Records to process ▸
──────────────────────────────

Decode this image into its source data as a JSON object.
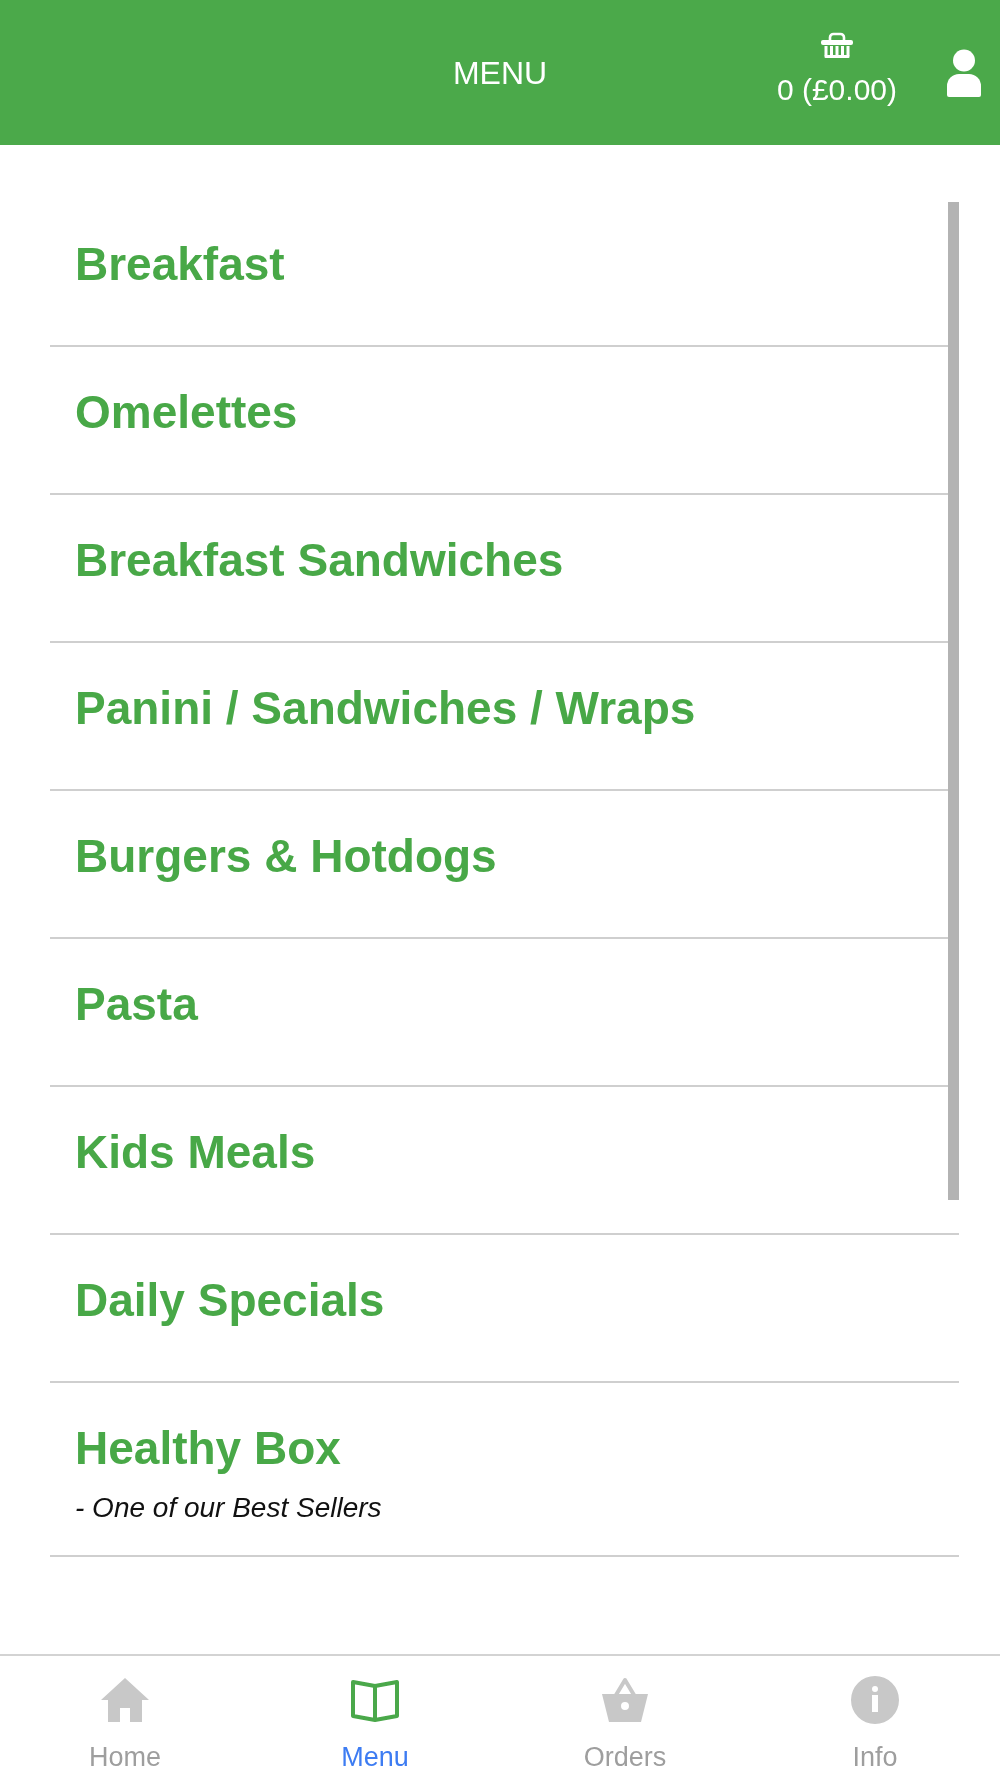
{
  "header": {
    "title": "MENU",
    "cart_summary": "0 (£0.00)"
  },
  "categories": [
    {
      "title": "Breakfast"
    },
    {
      "title": "Omelettes"
    },
    {
      "title": "Breakfast Sandwiches"
    },
    {
      "title": "Panini / Sandwiches / Wraps"
    },
    {
      "title": "Burgers & Hotdogs"
    },
    {
      "title": "Pasta"
    },
    {
      "title": "Kids Meals"
    },
    {
      "title": "Daily Specials"
    },
    {
      "title": "Healthy Box",
      "subtitle": "- One of our Best Sellers"
    }
  ],
  "bottom_nav": [
    {
      "label": "Home",
      "selected": false
    },
    {
      "label": "Menu",
      "selected": true
    },
    {
      "label": "Orders",
      "selected": false
    },
    {
      "label": "Info",
      "selected": false
    }
  ]
}
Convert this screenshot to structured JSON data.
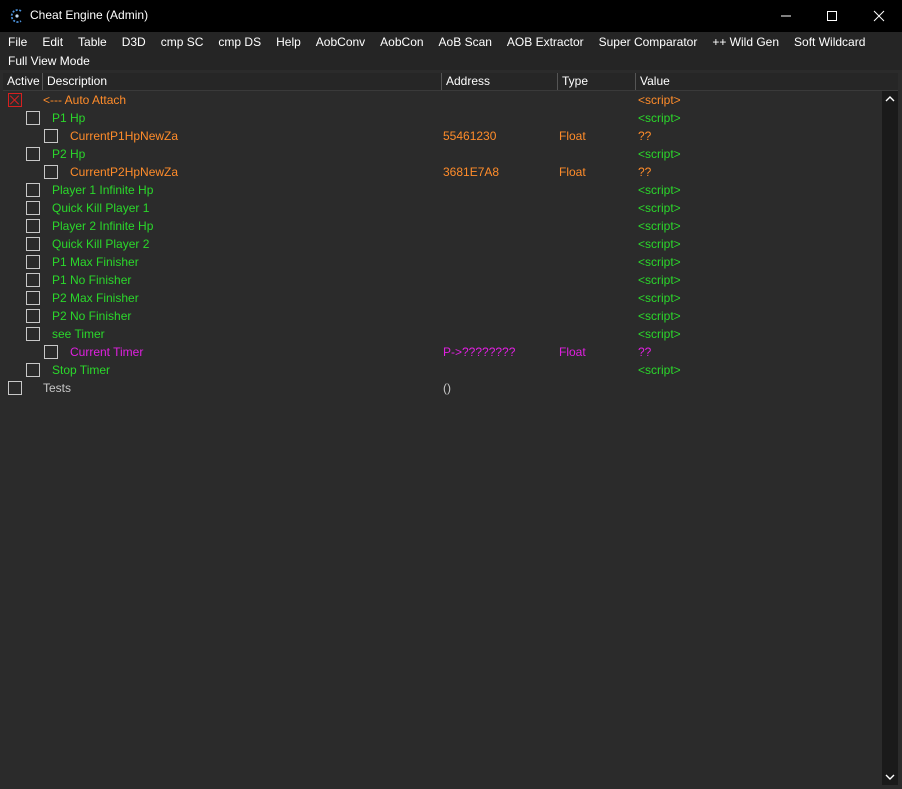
{
  "window": {
    "title": "Cheat Engine (Admin)",
    "controls": [
      "minimize-icon",
      "maximize-icon",
      "close-icon"
    ]
  },
  "menu": {
    "row1": [
      "File",
      "Edit",
      "Table",
      "D3D",
      "cmp SC",
      "cmp DS",
      "Help",
      "AobConv",
      "AobCon",
      "AoB Scan",
      "AOB Extractor",
      "Super Comparator",
      "++ Wild Gen",
      "Soft Wildcard"
    ],
    "row2": [
      "Full View Mode"
    ]
  },
  "columns": {
    "active": "Active",
    "description": "Description",
    "address": "Address",
    "type": "Type",
    "value": "Value"
  },
  "colors": {
    "orange": "#ff8c2a",
    "green": "#2bd82b",
    "magenta": "#e020e0",
    "white": "#ffffff",
    "checkbox_checked": "#d62020"
  },
  "entries": [
    {
      "description": "<--- Auto Attach",
      "address": "",
      "type": "",
      "value": "<script>",
      "color": "#ff8c2a",
      "value_color": "#ff8c2a",
      "checked": true,
      "level": 0
    },
    {
      "description": "P1 Hp",
      "address": "",
      "type": "",
      "value": "<script>",
      "color": "#2bd82b",
      "value_color": "#2bd82b",
      "checked": false,
      "level": 1
    },
    {
      "description": "CurrentP1HpNewZa",
      "address": "55461230",
      "type": "Float",
      "value": "??",
      "color": "#ff8c2a",
      "value_color": "#ff8c2a",
      "checked": false,
      "level": 2
    },
    {
      "description": "P2 Hp",
      "address": "",
      "type": "",
      "value": "<script>",
      "color": "#2bd82b",
      "value_color": "#2bd82b",
      "checked": false,
      "level": 1
    },
    {
      "description": "CurrentP2HpNewZa",
      "address": "3681E7A8",
      "type": "Float",
      "value": "??",
      "color": "#ff8c2a",
      "value_color": "#ff8c2a",
      "checked": false,
      "level": 2
    },
    {
      "description": "Player 1 Infinite Hp",
      "address": "",
      "type": "",
      "value": "<script>",
      "color": "#2bd82b",
      "value_color": "#2bd82b",
      "checked": false,
      "level": 1
    },
    {
      "description": "Quick Kill Player 1",
      "address": "",
      "type": "",
      "value": "<script>",
      "color": "#2bd82b",
      "value_color": "#2bd82b",
      "checked": false,
      "level": 1
    },
    {
      "description": "Player 2 Infinite Hp",
      "address": "",
      "type": "",
      "value": "<script>",
      "color": "#2bd82b",
      "value_color": "#2bd82b",
      "checked": false,
      "level": 1
    },
    {
      "description": "Quick Kill Player 2",
      "address": "",
      "type": "",
      "value": "<script>",
      "color": "#2bd82b",
      "value_color": "#2bd82b",
      "checked": false,
      "level": 1
    },
    {
      "description": "P1 Max Finisher",
      "address": "",
      "type": "",
      "value": "<script>",
      "color": "#2bd82b",
      "value_color": "#2bd82b",
      "checked": false,
      "level": 1
    },
    {
      "description": "P1 No Finisher",
      "address": "",
      "type": "",
      "value": "<script>",
      "color": "#2bd82b",
      "value_color": "#2bd82b",
      "checked": false,
      "level": 1
    },
    {
      "description": "P2 Max Finisher",
      "address": "",
      "type": "",
      "value": "<script>",
      "color": "#2bd82b",
      "value_color": "#2bd82b",
      "checked": false,
      "level": 1
    },
    {
      "description": "P2 No Finisher",
      "address": "",
      "type": "",
      "value": "<script>",
      "color": "#2bd82b",
      "value_color": "#2bd82b",
      "checked": false,
      "level": 1
    },
    {
      "description": "see Timer",
      "address": "",
      "type": "",
      "value": "<script>",
      "color": "#2bd82b",
      "value_color": "#2bd82b",
      "checked": false,
      "level": 1
    },
    {
      "description": "Current Timer",
      "address": "P->????????",
      "type": "Float",
      "value": "??",
      "color": "#e020e0",
      "value_color": "#e020e0",
      "checked": false,
      "level": 2
    },
    {
      "description": "Stop Timer",
      "address": "",
      "type": "",
      "value": "<script>",
      "color": "#2bd82b",
      "value_color": "#2bd82b",
      "checked": false,
      "level": 1
    },
    {
      "description": "Tests",
      "address": "()",
      "type": "",
      "value": "",
      "color": "#c8c8c8",
      "value_color": "#c8c8c8",
      "checked": false,
      "level": 0
    }
  ]
}
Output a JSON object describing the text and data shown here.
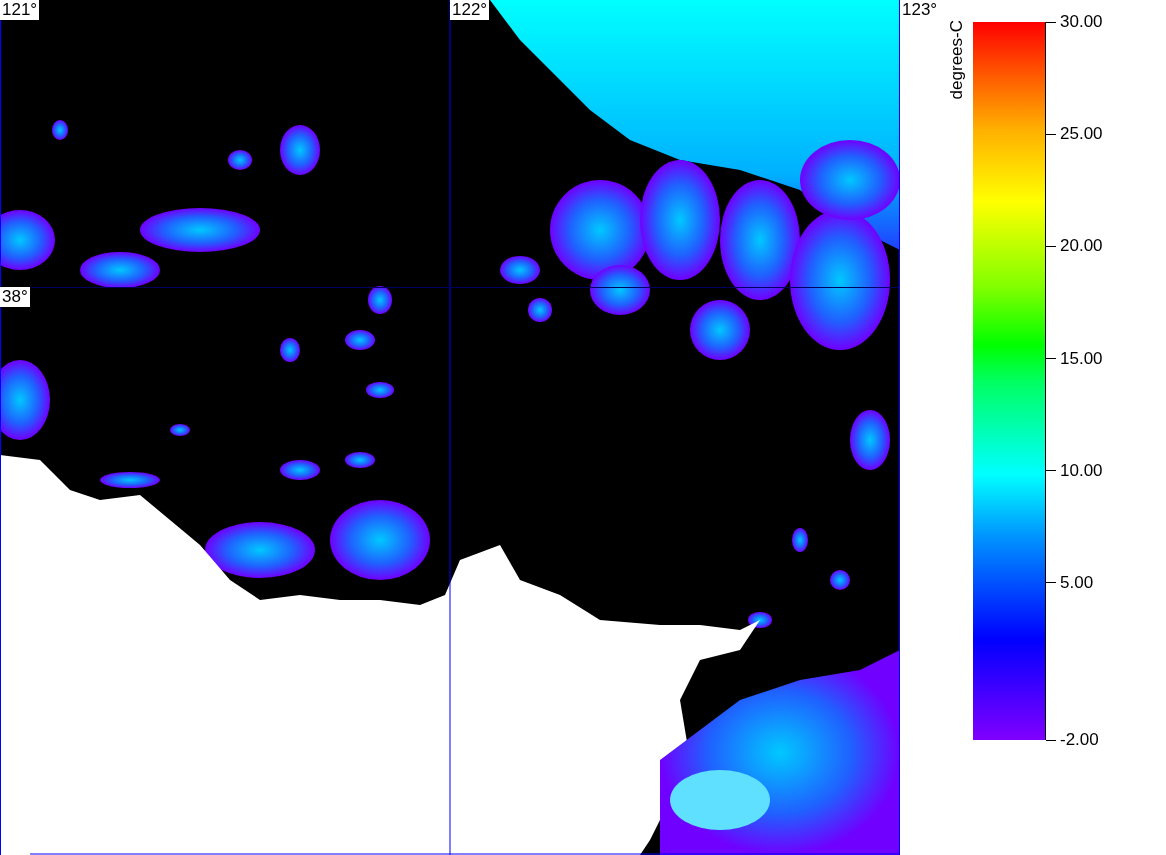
{
  "map": {
    "longitude_labels": [
      "121°",
      "122°",
      "123°"
    ],
    "latitude_labels": [
      "38°"
    ]
  },
  "colorbar": {
    "title": "degrees-C",
    "ticks": [
      "30.00",
      "25.00",
      "20.00",
      "15.00",
      "10.00",
      "5.00",
      "-2.00"
    ]
  }
}
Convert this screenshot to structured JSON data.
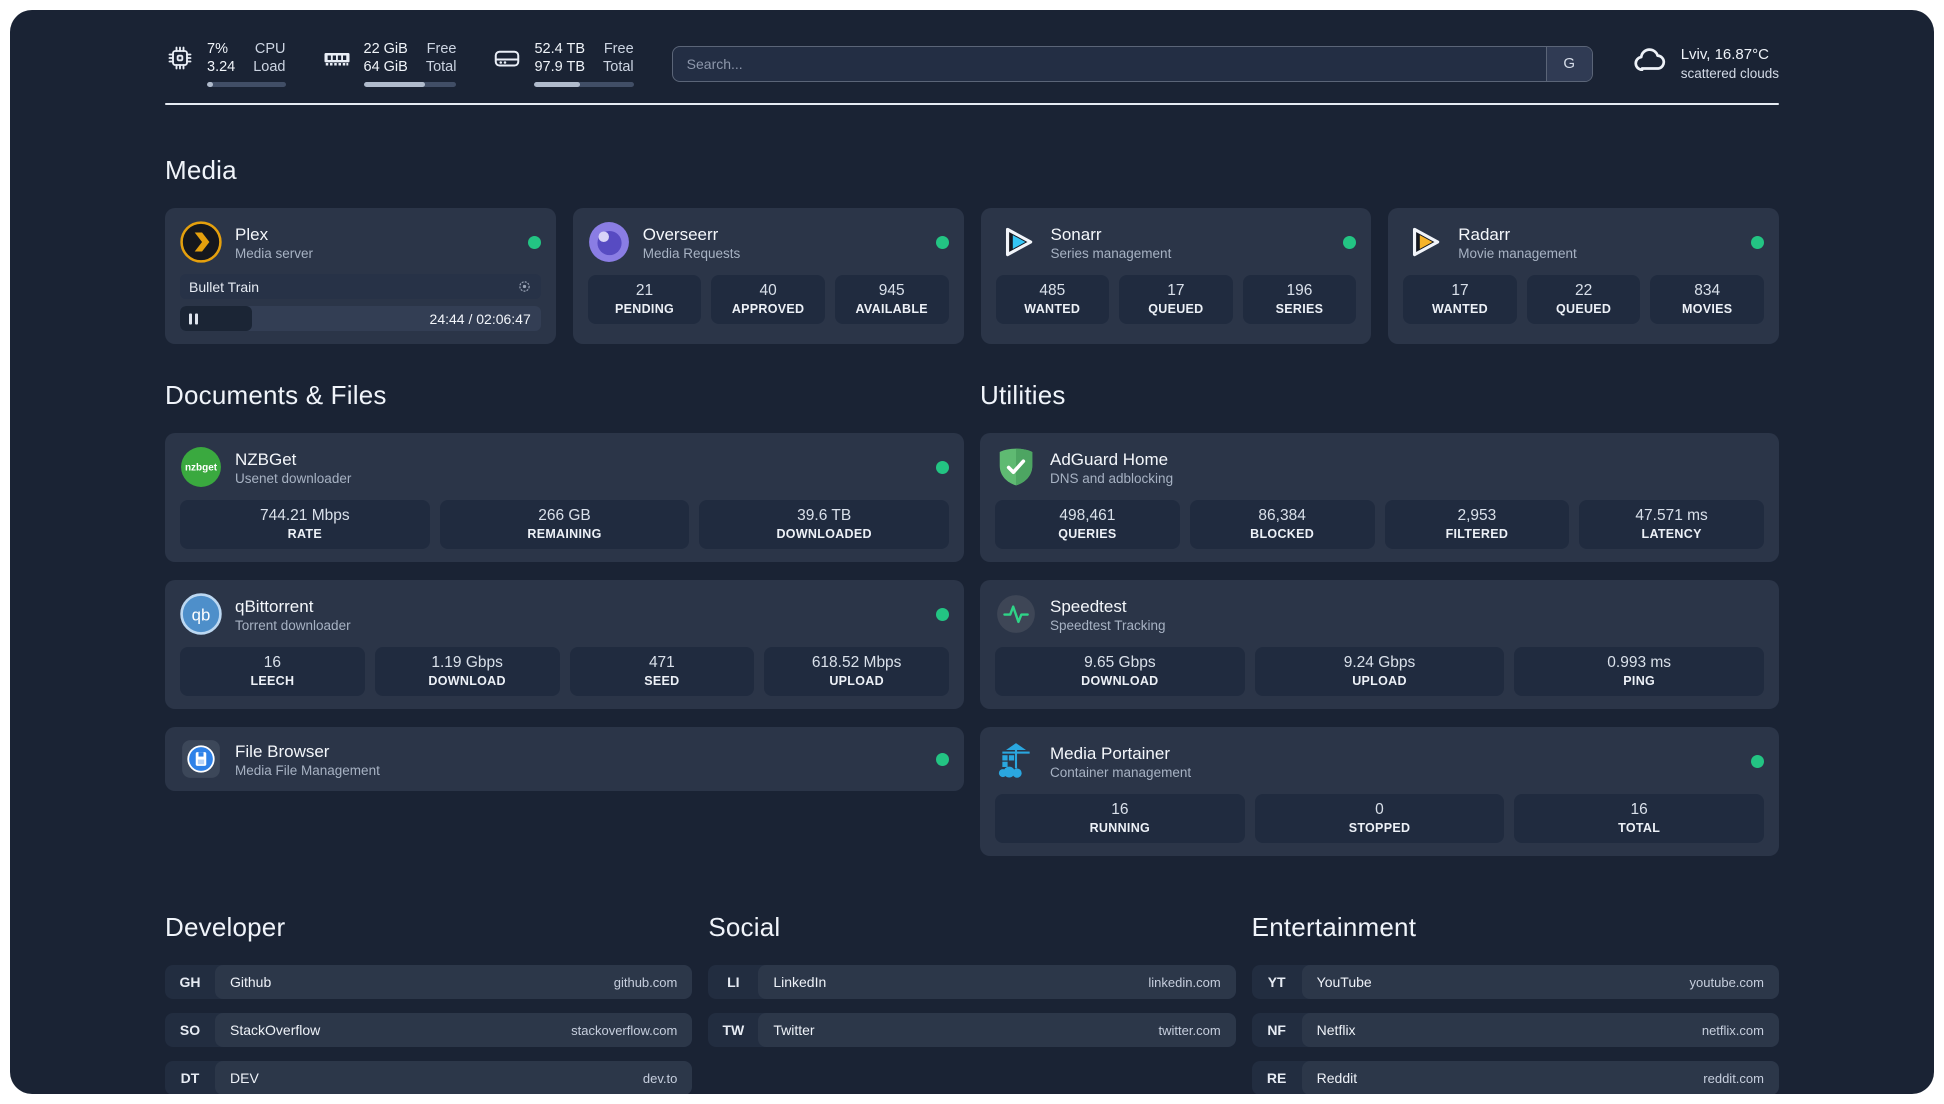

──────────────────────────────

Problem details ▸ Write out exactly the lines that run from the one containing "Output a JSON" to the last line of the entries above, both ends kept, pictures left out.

Solution ▸
Output a JSON object describing the text and data shown here.
{
  "map": {
    "longitude_labels": [
      "121°",
      "122°",
      "123°"
    ],
    "latitude_labels": [
      "38°"
    ]
  },
  "colorbar": {
    "title": "degrees-C",
    "ticks": [
      "30.00",
      "25.00",
      "20.00",
      "15.00",
      "10.00",
      "5.00",
      "-2.00"
    ]
  }
}
Convert this screenshot to structured JSON data.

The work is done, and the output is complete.